(SUPPLIED ENTRIES Opens)

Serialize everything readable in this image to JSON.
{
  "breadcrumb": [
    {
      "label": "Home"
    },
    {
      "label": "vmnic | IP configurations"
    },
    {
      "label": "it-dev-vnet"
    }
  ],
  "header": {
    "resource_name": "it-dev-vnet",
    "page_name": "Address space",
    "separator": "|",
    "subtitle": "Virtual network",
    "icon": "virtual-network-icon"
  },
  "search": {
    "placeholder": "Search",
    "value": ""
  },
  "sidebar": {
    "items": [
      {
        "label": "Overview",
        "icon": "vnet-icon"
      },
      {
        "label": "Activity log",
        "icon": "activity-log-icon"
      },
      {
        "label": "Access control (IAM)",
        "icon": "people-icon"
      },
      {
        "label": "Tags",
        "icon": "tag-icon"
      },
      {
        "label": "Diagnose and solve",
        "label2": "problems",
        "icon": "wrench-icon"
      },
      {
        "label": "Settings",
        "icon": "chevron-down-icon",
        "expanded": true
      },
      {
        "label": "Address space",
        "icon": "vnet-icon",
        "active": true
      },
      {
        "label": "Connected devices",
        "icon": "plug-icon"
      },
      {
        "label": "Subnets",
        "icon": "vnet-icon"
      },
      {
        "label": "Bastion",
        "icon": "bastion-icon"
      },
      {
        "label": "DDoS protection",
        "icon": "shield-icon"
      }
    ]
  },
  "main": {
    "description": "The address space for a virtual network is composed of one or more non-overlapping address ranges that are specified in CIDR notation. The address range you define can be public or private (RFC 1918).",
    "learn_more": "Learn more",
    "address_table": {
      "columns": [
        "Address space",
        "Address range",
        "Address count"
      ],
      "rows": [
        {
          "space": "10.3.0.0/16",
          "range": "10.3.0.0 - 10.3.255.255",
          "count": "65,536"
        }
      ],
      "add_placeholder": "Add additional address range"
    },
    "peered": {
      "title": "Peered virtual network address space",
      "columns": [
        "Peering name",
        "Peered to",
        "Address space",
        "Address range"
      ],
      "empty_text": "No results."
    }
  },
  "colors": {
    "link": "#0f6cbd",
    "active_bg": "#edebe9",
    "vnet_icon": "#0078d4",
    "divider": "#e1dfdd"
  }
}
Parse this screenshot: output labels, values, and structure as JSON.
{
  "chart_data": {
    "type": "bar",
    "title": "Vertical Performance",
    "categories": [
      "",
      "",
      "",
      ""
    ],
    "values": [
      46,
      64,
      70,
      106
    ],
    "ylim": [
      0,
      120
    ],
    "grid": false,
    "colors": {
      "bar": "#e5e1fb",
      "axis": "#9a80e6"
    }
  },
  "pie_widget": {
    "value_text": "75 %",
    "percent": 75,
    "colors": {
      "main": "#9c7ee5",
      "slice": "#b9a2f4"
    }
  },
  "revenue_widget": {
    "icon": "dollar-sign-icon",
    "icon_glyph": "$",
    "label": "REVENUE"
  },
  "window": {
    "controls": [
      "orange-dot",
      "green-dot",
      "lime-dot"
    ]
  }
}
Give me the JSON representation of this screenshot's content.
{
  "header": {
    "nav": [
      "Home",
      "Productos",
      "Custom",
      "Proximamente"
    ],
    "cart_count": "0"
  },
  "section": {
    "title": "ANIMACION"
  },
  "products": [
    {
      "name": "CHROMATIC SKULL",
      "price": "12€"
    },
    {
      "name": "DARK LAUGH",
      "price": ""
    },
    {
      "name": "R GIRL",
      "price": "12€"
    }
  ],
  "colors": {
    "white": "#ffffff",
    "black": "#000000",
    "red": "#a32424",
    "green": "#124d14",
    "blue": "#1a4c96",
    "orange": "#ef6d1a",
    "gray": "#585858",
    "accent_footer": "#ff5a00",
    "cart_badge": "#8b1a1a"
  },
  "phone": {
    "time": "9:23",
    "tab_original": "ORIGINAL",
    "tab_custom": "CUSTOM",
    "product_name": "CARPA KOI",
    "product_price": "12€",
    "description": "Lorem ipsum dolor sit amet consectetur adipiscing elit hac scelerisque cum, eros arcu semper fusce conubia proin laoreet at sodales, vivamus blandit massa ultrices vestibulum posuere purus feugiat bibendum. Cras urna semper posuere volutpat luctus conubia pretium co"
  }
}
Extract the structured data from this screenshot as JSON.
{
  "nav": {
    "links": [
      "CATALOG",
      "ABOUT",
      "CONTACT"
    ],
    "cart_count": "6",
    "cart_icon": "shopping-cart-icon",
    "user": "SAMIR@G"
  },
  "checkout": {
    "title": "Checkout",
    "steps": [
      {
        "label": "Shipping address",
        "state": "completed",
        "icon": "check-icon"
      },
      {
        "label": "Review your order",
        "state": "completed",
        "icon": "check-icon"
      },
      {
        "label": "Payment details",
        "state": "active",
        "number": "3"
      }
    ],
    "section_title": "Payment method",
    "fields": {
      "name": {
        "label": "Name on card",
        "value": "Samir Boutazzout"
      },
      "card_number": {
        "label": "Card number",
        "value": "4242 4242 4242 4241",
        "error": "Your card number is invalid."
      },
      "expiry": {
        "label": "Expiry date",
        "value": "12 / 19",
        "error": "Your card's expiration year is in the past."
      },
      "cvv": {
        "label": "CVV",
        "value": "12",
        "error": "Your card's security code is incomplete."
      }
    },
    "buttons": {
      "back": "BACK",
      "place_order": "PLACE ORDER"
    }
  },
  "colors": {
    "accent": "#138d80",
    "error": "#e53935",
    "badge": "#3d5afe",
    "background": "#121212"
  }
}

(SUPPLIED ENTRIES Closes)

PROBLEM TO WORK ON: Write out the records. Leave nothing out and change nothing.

EXERCISE ANSWER:
Serialize everything readable in this image to JSON.
{
  "breadcrumb": [
    {
      "label": "Home"
    },
    {
      "label": "vmnic | IP configurations"
    },
    {
      "label": "it-dev-vnet"
    }
  ],
  "header": {
    "resource_name": "it-dev-vnet",
    "page_name": "Address space",
    "separator": "|",
    "subtitle": "Virtual network",
    "icon": "virtual-network-icon"
  },
  "search": {
    "placeholder": "Search",
    "value": ""
  },
  "sidebar": {
    "items": [
      {
        "label": "Overview",
        "icon": "vnet-icon"
      },
      {
        "label": "Activity log",
        "icon": "activity-log-icon"
      },
      {
        "label": "Access control (IAM)",
        "icon": "people-icon"
      },
      {
        "label": "Tags",
        "icon": "tag-icon"
      },
      {
        "label": "Diagnose and solve",
        "label2": "problems",
        "icon": "wrench-icon"
      },
      {
        "label": "Settings",
        "icon": "chevron-down-icon",
        "expanded": true
      },
      {
        "label": "Address space",
        "icon": "vnet-icon",
        "active": true
      },
      {
        "label": "Connected devices",
        "icon": "plug-icon"
      },
      {
        "label": "Subnets",
        "icon": "vnet-icon"
      },
      {
        "label": "Bastion",
        "icon": "bastion-icon"
      },
      {
        "label": "DDoS protection",
        "icon": "shield-icon"
      }
    ]
  },
  "main": {
    "description": "The address space for a virtual network is composed of one or more non-overlapping address ranges that are specified in CIDR notation. The address range you define can be public or private (RFC 1918).",
    "learn_more": "Learn more",
    "address_table": {
      "columns": [
        "Address space",
        "Address range",
        "Address count"
      ],
      "rows": [
        {
          "space": "10.3.0.0/16",
          "range": "10.3.0.0 - 10.3.255.255",
          "count": "65,536"
        }
      ],
      "add_placeholder": "Add additional address range"
    },
    "peered": {
      "title": "Peered virtual network address space",
      "columns": [
        "Peering name",
        "Peered to",
        "Address space",
        "Address range"
      ],
      "empty_text": "No results."
    }
  },
  "colors": {
    "link": "#0f6cbd",
    "active_bg": "#edebe9",
    "vnet_icon": "#0078d4",
    "divider": "#e1dfdd"
  }
}
Parse this screenshot: output labels, values, and structure as JSON.
{
  "chart_data": {
    "type": "bar",
    "title": "Vertical Performance",
    "categories": [
      "",
      "",
      "",
      ""
    ],
    "values": [
      46,
      64,
      70,
      106
    ],
    "ylim": [
      0,
      120
    ],
    "grid": false,
    "colors": {
      "bar": "#e5e1fb",
      "axis": "#9a80e6"
    }
  },
  "pie_widget": {
    "value_text": "75 %",
    "percent": 75,
    "colors": {
      "main": "#9c7ee5",
      "slice": "#b9a2f4"
    }
  },
  "revenue_widget": {
    "icon": "dollar-sign-icon",
    "icon_glyph": "$",
    "label": "REVENUE"
  },
  "window": {
    "controls": [
      "orange-dot",
      "green-dot",
      "lime-dot"
    ]
  }
}
Give me the JSON representation of this screenshot's content.
{
  "header": {
    "nav": [
      "Home",
      "Productos",
      "Custom",
      "Proximamente"
    ],
    "cart_count": "0"
  },
  "section": {
    "title": "ANIMACION"
  },
  "products": [
    {
      "name": "CHROMATIC SKULL",
      "price": "12€"
    },
    {
      "name": "DARK LAUGH",
      "price": ""
    },
    {
      "name": "R GIRL",
      "price": "12€"
    }
  ],
  "colors": {
    "white": "#ffffff",
    "black": "#000000",
    "red": "#a32424",
    "green": "#124d14",
    "blue": "#1a4c96",
    "orange": "#ef6d1a",
    "gray": "#585858",
    "accent_footer": "#ff5a00",
    "cart_badge": "#8b1a1a"
  },
  "phone": {
    "time": "9:23",
    "tab_original": "ORIGINAL",
    "tab_custom": "CUSTOM",
    "product_name": "CARPA KOI",
    "product_price": "12€",
    "description": "Lorem ipsum dolor sit amet consectetur adipiscing elit hac scelerisque cum, eros arcu semper fusce conubia proin laoreet at sodales, vivamus blandit massa ultrices vestibulum posuere purus feugiat bibendum. Cras urna semper posuere volutpat luctus conubia pretium co"
  }
}
Extract the structured data from this screenshot as JSON.
{
  "nav": {
    "links": [
      "CATALOG",
      "ABOUT",
      "CONTACT"
    ],
    "cart_count": "6",
    "cart_icon": "shopping-cart-icon",
    "user": "SAMIR@G"
  },
  "checkout": {
    "title": "Checkout",
    "steps": [
      {
        "label": "Shipping address",
        "state": "completed",
        "icon": "check-icon"
      },
      {
        "label": "Review your order",
        "state": "completed",
        "icon": "check-icon"
      },
      {
        "label": "Payment details",
        "state": "active",
        "number": "3"
      }
    ],
    "section_title": "Payment method",
    "fields": {
      "name": {
        "label": "Name on card",
        "value": "Samir Boutazzout"
      },
      "card_number": {
        "label": "Card number",
        "value": "4242 4242 4242 4241",
        "error": "Your card number is invalid."
      },
      "expiry": {
        "label": "Expiry date",
        "value": "12 / 19",
        "error": "Your card's expiration year is in the past."
      },
      "cvv": {
        "label": "CVV",
        "value": "12",
        "error": "Your card's security code is incomplete."
      }
    },
    "buttons": {
      "back": "BACK",
      "place_order": "PLACE ORDER"
    }
  },
  "colors": {
    "accent": "#138d80",
    "error": "#e53935",
    "badge": "#3d5afe",
    "background": "#121212"
  }
}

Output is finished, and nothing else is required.